Collins initiated investigation into neighborhoods departmentWritten by Caitlin McGlade | | email@example.com
When Toledo City Councilman D. Michael Collins asserted in November that council should investigate potential foul play within the neighborhoods department, he felt his appeal was dismissed as “political grandstanding.”
But Collins’ involvement in the investigation goes much deeper than that call for action.
In August, contractors approached Collins with stories of bid rigging and intimidation from the city department. He said he listened and started digging through public records. As word began to spread about his research, calls flooded in with more tips.

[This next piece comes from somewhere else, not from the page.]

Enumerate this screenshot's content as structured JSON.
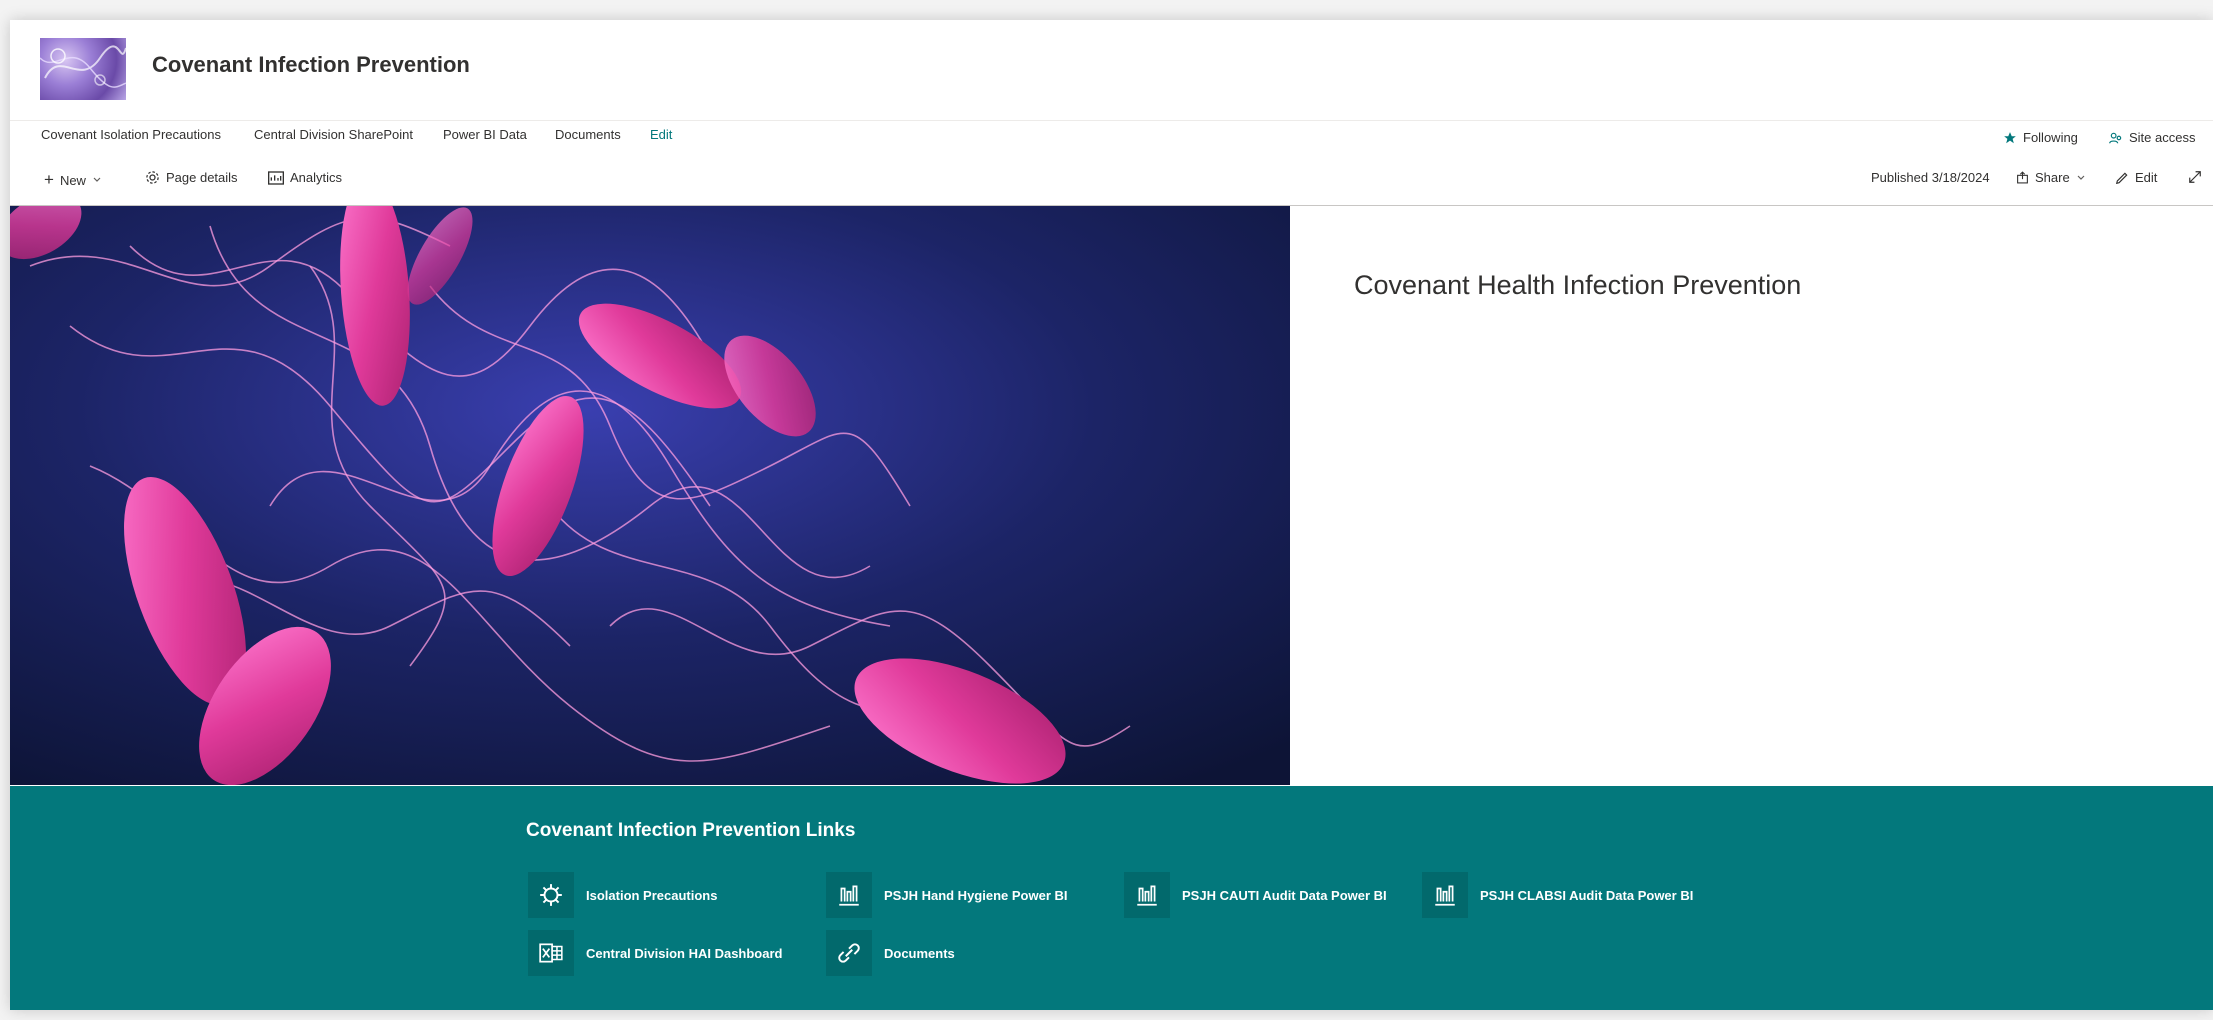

He and his legislative aide, Lisa Renee Ward (a former Toledo Free Press Web editor), compared bids and found that two separate proposals were nearly identical. He found that an accountant group working on a city deal had walked away from a community development corporation, citing the city was not cooperating with required records transfers. He conducted cross-examination interviews with contractors about bid rigging and found that all of the stories mirrored each other.
As a District 2 councilman with little experience with community development corporations, Collins said he relied on his 20-plus years of experience as a police investigator to muck through all of the numbers, interviews, receipts and contractor bids.
He didn’t ask for help. But around the same time, Councilman Adam Martinez — who chairs the neighborhood department committee — had heard rumors.
And Councilman Steve Steel told Toledo Free Press he had actually started working on some research of his own.
Martinez said the buzz he’d heard was just that: a rumor. When the poor economy is bearing down on contractors, they generally tend to get disgruntled if their bid isn’t chosen, he said. No contractor had approached him directly so he assumed that the contractors did not fully understand the bidding process.
“I had only heard rumors and hearsay and allegations but nothing concrete,” Martinez said. “Had I had any firsthand knowledge that was concrete and credible, I certainly would have turned it over to the administration for further review or the police if necessary.”
Sam Khalaf of Csk Construction said he approached Steel after a mysterious folder appeared in his mailbox detailing a bid that was chosen over his. The file had nearly identical line items.
Prior to this, Khalaf had lost three bids that he had submitted.
Steel said meeting the contractor prompted him to start researching. He also mentioned what he’d heard to Martinez. But Steel’s public records request took longer than he thought and the story broke by the time he started zeroing in on his findings.
Khalaf later contacted Collins. He said he was not the first contractor to report to councilmembers, but that he feels justice is being done.
“I appreciate what [Council] did,” he said. “Things got a little bit hard working the last year.”
By November, Collins was ready to release his story. He said if he had found anything that warranted a criminal investigation, he would have gone to the prosecutor. He gave his research to the media instead of Mayor Mike Bell’s administration because he didn’t think he would be taken seriously. Also, reviewing various documents had made him lose trust that the administration would investigate.
The two incidences that convinced Collins to bypass the Bell administration involved former Housing Manager Jody Prude and former rehab specialist Toni Thomas. Collins said a police officer told him that her supervisor directed her not to charge Prude with falsification after she wrecked her car, left the scene and reported it stolen. Collins notified a city official but nothing was done.
The other decision that bothered him related to Thomas. A community development corporation (CDC) reported that Thomas was being too overbearing and the administration dealt with the complaint by curtailing all of Thomas’ interactions with that CDC, instead of investigating how she handled others, Collins said.
“I firmly believe that had I not taken the steps I took, nothing would have ever been revealed to the extent that it is today,” Collins said.
“I find it both disappointing and disturbing that an elected official with knowledge of problems in any city department would choose to use that information for media grandstanding as opposed to reporting it through the appropriate channels to ensure the issues are addressed,” said Jen Sorgenfrei, the mayor’s spokesperson.
The administration has since launched an investigation, demoting Thomas and Prude. Department of Neighborhoods Director Kattie Bond and Housing Commissioner Mike Badik were fired.
Bond and Badik held those positions throughout former mayor Carty Finkbeiner’s administration. Collins said his research revealed that the most egregious neighborhoods department infractions have struck more recently, under Bell.
“I found nothing that could compare with what was going on under the Bell administration,” he said. “For [Prude and Thomas] to be still employed and for Michael Badik, who did nothing wrong, to be placed in the situation he’s in, in my opinion, is characteristic of creating a scapegoat,” Collins said.
Sorgenfrei asserted that the administration has not found any concrete examples of bid rigging or criminal activity.
Collins said this ordeal hasn’t made him any more popular on the 21st floor of One Government Center, where Council offices are located.
“My public statements can be conveniently described as an attempt to build a political staircase in seeking the office of the mayor of the City of Toledo and I frankly find that reprehensible because my work as a police officer was never designed to create the opportunity to become chief,” Collins said. “One would ask, are you planning on a campaign against Mike Bell and is this the kickoff? The answer is no. I was elected in November of 2011 as the Council member representing District 2 in Toledo and that is a position that I fully anticipate completing.”